This is one subject that can get technical but let's dive in anyway...
Experiments and research in artificial heart transplants began in 1930s Russia where dogs were used as test subjects.
The first clinical implantation of a total artificial heart was in 1969 and was implanted for two days until a donor heart could be found. The artificial one worked well - the recipient only died from complications when he got the donor heart.
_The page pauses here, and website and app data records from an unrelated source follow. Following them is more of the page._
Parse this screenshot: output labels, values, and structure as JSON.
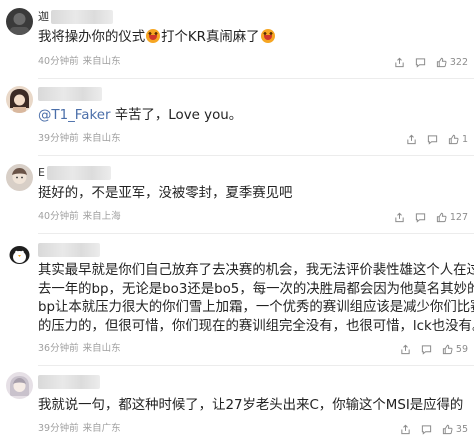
{
  "comments": [
    {
      "username": "迦",
      "text_before": "我将操办你的仪式",
      "emoji_1": "grin-emoji",
      "text_middle": "打个KR真闹麻了",
      "emoji_2": "grin-emoji",
      "time": "40分钟前",
      "source": "来自山东",
      "like_count": "322"
    },
    {
      "username": "",
      "mention": "@T1_Faker",
      "text": " 辛苦了，Love you。",
      "time": "39分钟前",
      "source": "来自山东",
      "like_count": "1"
    },
    {
      "username": "E",
      "text": "挺好的，不是亚军，没被零封，夏季赛见吧",
      "time": "40分钟前",
      "source": "来自上海",
      "like_count": "127"
    },
    {
      "username": "",
      "lines": [
        "其实最早就是你们自己放弃了去决赛的机会，我无法评价裴性雄这个人在过",
        "去一年的bp，无论是bo3还是bo5，每一次的决胜局都会因为他莫名其妙的",
        "bp让本就压力很大的你们雪上加霜，一个优秀的赛训组应该是减少你们比赛",
        "的压力的，但很可惜，你们现在的赛训组完全没有，也很可惜，lck也没有。"
      ],
      "time": "36分钟前",
      "source": "来自山东",
      "like_count": "59"
    },
    {
      "username": "",
      "text": "我就说一句，都这种时候了，让27岁老头出来C，你输这个MSI是应得的",
      "time": "39分钟前",
      "source": "来自广东",
      "like_count": "35"
    }
  ],
  "colors": {
    "mention": "#4a6ea9",
    "meta": "#a0a0a0",
    "emoji": "#f6a623"
  }
}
The first patented artificial heart was invented by Paul Winchell in 1963. His patent was used by Dr. Robert Jarvik to create the Jarvik-7, used in about 90 people. Use was stopped because it was not as successful as Jarvik had hoped although it did temporarily help patients who desperately needed a working heart until it could be removed and replaced with a donor heart. Today, the new Jarvik 2000 is used in Europe as a permanent artificial heart transplant. It is awaiting approval in the United States for permanent use although it is used here in patients as they await their donor heart.
With up to 50,000 people needing heart transplants every year, and less that 2,500 getting them, you may ask why more people aren’t racing in line for a fake heart. Well, for several reasons. FDA approval is only just beginning. This kind of technology is still so new that it needs years of clinical trials and still needs final approval before it can be used as an everyday tool to combat death from heart failure. Devices that help pump blood are used successfully (called an LVAD and RVAD – the L and R standing for left or right side of the heart) and patients who may otherwise die while waiting for a donor heart are able to survive well with these devices. A 2007 interview by The National Health Museum with Dr. Mehmet Oz, M.D. can fill in some gaps. Although these devices are better used temporarily, Dr. Oz notes that “we have been favorably impressed by the number of patients who can survive for a number of years with LVADs.